I. The Delivery Man

In a shivering cold, yet sunny January Sunday, I’m eating a carefully plated breakfast on a coffee shop’s promenade with a blanket on my legs. A man with a turban on his head parks his bike in the corner nearby. His square, food delivery backpack carrying someone’s order from the building in front of us. He checks his phone for a second, than walks towards the ornamented door of the old Lisbon building. As he enters the building, the waiter brings me a cortado, which I proceed to sip carefully not to burn my lips.

I reflect on the life of that delivery man, and so many others like him. I wonder how much he has worked to buy a flight ticket to get here, about his wife and kids back home. Where is he headed? What’s his final destination? Here? Somewhere else?

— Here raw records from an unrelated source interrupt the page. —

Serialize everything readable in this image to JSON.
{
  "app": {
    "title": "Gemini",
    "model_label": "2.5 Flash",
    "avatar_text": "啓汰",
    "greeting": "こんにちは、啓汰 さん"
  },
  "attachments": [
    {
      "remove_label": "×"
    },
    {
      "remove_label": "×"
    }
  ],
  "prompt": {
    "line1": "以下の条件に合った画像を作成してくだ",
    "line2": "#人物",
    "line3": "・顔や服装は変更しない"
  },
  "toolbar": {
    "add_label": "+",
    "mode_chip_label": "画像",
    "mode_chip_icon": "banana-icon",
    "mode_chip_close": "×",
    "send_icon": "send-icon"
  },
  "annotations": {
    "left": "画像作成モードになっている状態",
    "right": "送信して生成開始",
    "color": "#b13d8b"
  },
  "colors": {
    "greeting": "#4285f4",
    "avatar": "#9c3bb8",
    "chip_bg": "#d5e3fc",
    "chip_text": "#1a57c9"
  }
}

I reflect on my own bias. The way certain cultures disturb me, mainly for how they disrespect women (and so, myself), and how I tend to generalize them. Here, from my privileged European seat at the sunny promenade, I’m confronted by that man’s humanity. He’s probably just working for a better life, I think.

II. Quotes Stumbled Upon

January is typically a reflective, contemplative month: due to the year that’s passed, and the one to come. It has been a particularly serendipitous month, with a few striking sentences showing up on the Instagram feed. Two of them from Allan Ginsberg, American poet and writer.

“To gain your own voice, forget about having it heard.”

“You say what you want to say when you don’t care who’s listening.”

What I like about it is the idea of facing your subconscious and your most genuine thoughts to better know yourself.

Another sentence stuck with me, likely already stumbled upon in the past, but nevertheless important.

“Ask yourself at every moment, “Is this necessary?”

By Marcus Aurelius, and easier said than done. But really, it’s a minimalist principle.

And lastly:

“An intense experience is worth more than many superficial ones.”

I find this true because I’ve witnessed it myself. Deep experiences can have the propulsive power to transform.

III. Spare

Finally, a note on Prince Harry’s memoir, released on January 10th, and which I read with curiosity about the dark side of royalty, fame and the British press. There’s plenty on loss, grief, coping mechanisms and the dysfunctional relationship between the monarchy and the press. I found it particularly delightful to read about his close relationship with the Queen and how they bonded through a quirky sense of humor.

The featured image of this post shows Princess Diana and Prince Harry being photographed by paparazzi while skiing.